Disc 1 opens with a still promo for the movie's official website plus sneak peeks for Peter Pan: Platinum Edition (a Pirates of the Caribbean-themed promo), The Chronicles of Narnia: The Lion, The Witch and The Wardrobe Extended Edition and Gift Set, Meet the Robinsons, and Ratatouille, plus a pirate-flavored promo for the Disney Movie Rewards program and a spot for Disney on Blu-ray. The menu holds additional previews for Invincible, The Guardian, and Disney Parks.

Captain Jack and Will Turner lay out their cards aboard the Black Pearl. Ye shall suffer the wrath of Davy Jones if ye haven't read every word of this review closely, mate. Argh!


It's a safe bet that this isn't the last time Dead Man's Chest will turn up on DVD; Disney's all-time top grosser seems likely to be revisited either next spring or next Christmas when the popular Pirates series comes to a close with a third installment. However, there seems to be little reason to wait for an upgrade, since this 2-Disc Special Edition is a pretty perfect package. The feature presentation is stellar and the bonus features are remarkable in both quantity and quality. While there's some room for improvement, this should satisfy even ardent Pirates fans for now.

In fact, the biggest question mark is the movie itself. Chances are, as one of the most-attended movies in cinema history, you've already seen this sequel and arrived at a judgment. If not, you probably won't be altogether disappointed. While it's not as unanimously praised at its predecessor, Dead Man's Chest has higher expectations to live up to. And though it has shortcomings and a weak opening hour, the movie bounces back enough to qualify as a good time. I'd be quicker to label it one of Disney's weirdest films than one of its best, but outside of the young (especially the easily frightened), this should please most viewers to some degree, meriting repeat viewings and a spot in your collection.

More on this DVD / Buy from Amazon: 2-Disc Special Edition DVDSingle-Disc DVDBlu-ray Disc

Related Interviews:
Click to read UD's exclusive interview with Ted Elliott and Terry Rossio, the writers of all three "Pirates of the Caribbean" movies.
UD's Interview with Ted Elliott & Terry Rossio, the writers of Pirates of the Caribbean

Online Press Junket with Gore Verbinski, the director of the Pirates of the Caribbean trilogy

Related Reviews:
Pirates of the Caribbean: The Curse of the Black Pearl - 3-Disc Gift Set2-Disc Collector's Edition
Pirates of the Caribbean: At World's End (2-Disc Limited Edition)

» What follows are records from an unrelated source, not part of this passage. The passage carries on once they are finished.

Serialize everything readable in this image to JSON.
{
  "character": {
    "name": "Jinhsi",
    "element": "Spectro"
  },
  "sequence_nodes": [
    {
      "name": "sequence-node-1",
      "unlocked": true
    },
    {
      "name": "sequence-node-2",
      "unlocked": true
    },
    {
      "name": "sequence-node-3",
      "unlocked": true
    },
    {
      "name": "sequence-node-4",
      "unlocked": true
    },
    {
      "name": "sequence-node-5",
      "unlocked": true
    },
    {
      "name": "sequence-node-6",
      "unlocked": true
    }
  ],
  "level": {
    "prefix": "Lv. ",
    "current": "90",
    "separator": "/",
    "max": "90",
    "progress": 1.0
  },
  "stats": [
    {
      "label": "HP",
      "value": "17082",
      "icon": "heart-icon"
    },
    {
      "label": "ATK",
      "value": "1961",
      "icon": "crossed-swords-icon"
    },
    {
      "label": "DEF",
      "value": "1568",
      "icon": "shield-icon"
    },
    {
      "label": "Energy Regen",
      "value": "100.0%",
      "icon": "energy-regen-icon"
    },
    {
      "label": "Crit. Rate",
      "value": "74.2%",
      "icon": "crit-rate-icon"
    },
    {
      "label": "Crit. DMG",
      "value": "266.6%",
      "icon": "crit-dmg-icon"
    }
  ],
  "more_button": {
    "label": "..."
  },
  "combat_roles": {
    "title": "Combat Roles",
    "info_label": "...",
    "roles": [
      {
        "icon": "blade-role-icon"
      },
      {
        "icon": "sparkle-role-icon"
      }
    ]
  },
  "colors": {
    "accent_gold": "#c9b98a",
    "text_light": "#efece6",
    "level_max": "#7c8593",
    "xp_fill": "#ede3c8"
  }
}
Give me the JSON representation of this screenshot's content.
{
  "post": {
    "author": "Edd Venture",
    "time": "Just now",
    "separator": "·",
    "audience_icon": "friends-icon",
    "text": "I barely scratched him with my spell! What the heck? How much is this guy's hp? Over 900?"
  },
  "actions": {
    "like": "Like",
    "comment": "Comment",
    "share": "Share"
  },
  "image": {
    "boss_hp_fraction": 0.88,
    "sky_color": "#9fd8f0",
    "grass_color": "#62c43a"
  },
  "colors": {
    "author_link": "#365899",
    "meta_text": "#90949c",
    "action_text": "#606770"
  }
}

Producer Jerry Bruckheimer:
National TreasureRemember the Titans: Director's CutEnemy of the State: Unrated Extended Edition
Crimson Tide: Unrated Extended EditionGlory RoadCon Air: Unrated Extended Edition

2006 Movies: CarsEight BelowThe Shaggy DogThe Wild

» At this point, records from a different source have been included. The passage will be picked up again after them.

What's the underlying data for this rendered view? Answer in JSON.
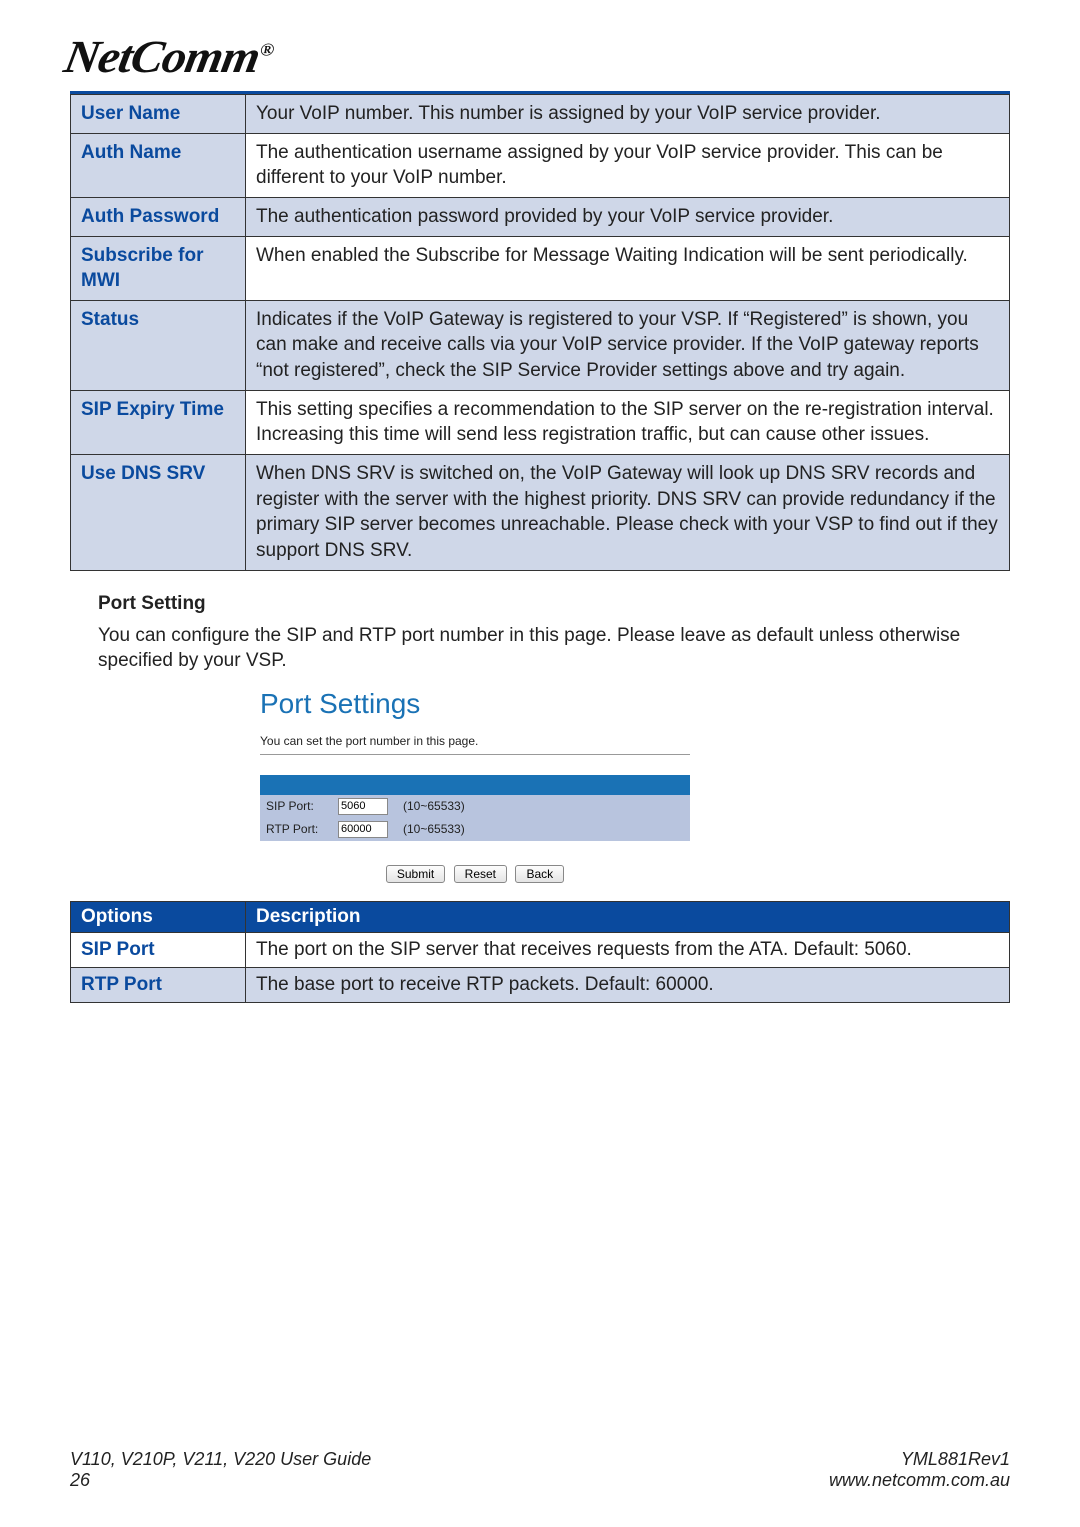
{
  "brand": "NetComm",
  "reg_mark": "®",
  "spec_rows": [
    {
      "k": "User Name",
      "v": "Your VoIP number. This number is assigned by your VoIP service provider."
    },
    {
      "k": "Auth Name",
      "v": "The authentication username assigned by your VoIP service provider. This can be different to your VoIP number."
    },
    {
      "k": "Auth Password",
      "v": "The authentication password provided by your VoIP service provider."
    },
    {
      "k": "Subscribe for MWI",
      "v": "When enabled the Subscribe for Message Waiting Indication will be sent periodically."
    },
    {
      "k": "Status",
      "v": "Indicates if the VoIP Gateway is registered to your VSP. If “Registered” is shown, you can make and receive calls via your VoIP service provider. If the VoIP gateway reports “not registered”, check the SIP Service Provider settings above and try again."
    },
    {
      "k": "SIP Expiry Time",
      "v": "This setting specifies a recommendation to the SIP server on the re-registration interval. Increasing this time will send less registration traffic, but can cause other issues."
    },
    {
      "k": "Use DNS SRV",
      "v": "When DNS SRV is switched on, the VoIP Gateway will look up DNS SRV records and register with the server with the highest priority. DNS SRV can provide redundancy if the primary SIP server becomes unreachable. Please check with your VSP to find out if they support DNS SRV."
    }
  ],
  "port_heading": "Port Setting",
  "port_body": "You can configure the SIP and RTP port number in this page. Please leave as default unless otherwise specified by your VSP.",
  "shot": {
    "title": "Port Settings",
    "line": "You can set the port number in this page.",
    "rows": [
      {
        "label": "SIP Port:",
        "value": "5060",
        "range": "(10~65533)"
      },
      {
        "label": "RTP Port:",
        "value": "60000",
        "range": "(10~65533)"
      }
    ],
    "buttons": {
      "submit": "Submit",
      "reset": "Reset",
      "back": "Back"
    }
  },
  "opt_headers": {
    "c1": "Options",
    "c2": "Description"
  },
  "opt_rows": [
    {
      "k": "SIP Port",
      "v": "The port on the SIP server that receives requests from the ATA. Default: 5060."
    },
    {
      "k": "RTP Port",
      "v": "The base port to receive RTP packets. Default: 60000."
    }
  ],
  "footer": {
    "left_top": "V110, V210P, V211, V220 User Guide",
    "left_bottom": "26",
    "right_top": "YML881Rev1",
    "right_bottom": "www.netcomm.com.au"
  }
}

The Cast of Pirates of the Caribbean:
Johnny Depp: Finding Neverland • Keira Knightley & Stellan Skarsgård: King Arthur: Director's Cut
Bill Nighy: The Hitchhiker's Guide to the Galaxy • Jonathan Pryce: Something Wicked This Way Comes
Martin Klebba: Scrubs: The Complete Third Season • Alex Norton: Squanto: A Warrior's Tale

Pirates and the Sea:
Muppet Treasure Island: Kermit's 50th Anniversary EditionTreasure IslandFinding Nemo
20,000 Leagues Under the SeaSwiss Family RobinsonTaleSpin: Volume 1Peter Pan: Special Edition
The Little Mermaid: Platinum EditionAtlantis: The Lost EmpireTreasure PlanetBedknobs and Broomsticks

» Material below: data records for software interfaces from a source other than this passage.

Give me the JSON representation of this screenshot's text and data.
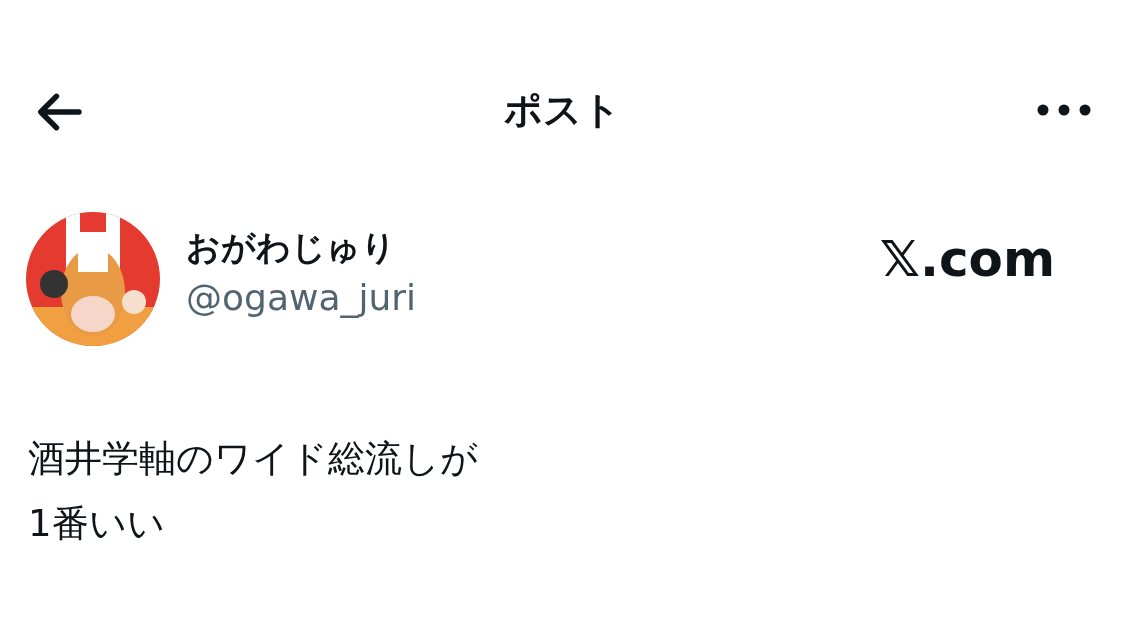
{
  "header": {
    "title": "ポスト"
  },
  "author": {
    "name": "おがわじゅり",
    "handle": "@ogawa_juri"
  },
  "watermark_site": "𝕏.com",
  "body": [
    "酒井学軸のワイド総流しが",
    "1番いい"
  ]
}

Pirates of the Caribbean: Action Figures

Writers Ted Elliott & Terry Rossio: Aladdin: Platinum Edition

Pirates of the Caribbean: Dead Man's Chest - Soundtrack CD (score by Hans Zimmer)

Davy Jones: Boy Meets World: The Complete Third SeasonThe Bluegrass Special

UltimateDisney.com | DVD Review Index | New and Upcoming DVD Schedule | Recent Live Action Disney Films Page | Search This Site

Pirates of the Caribbean on DVD: The Curse of the Black Pearl - 2-Disc CE3-Disc Gift Set / Dead Man's Chest / At World's End

Reviewed December 11, 2006.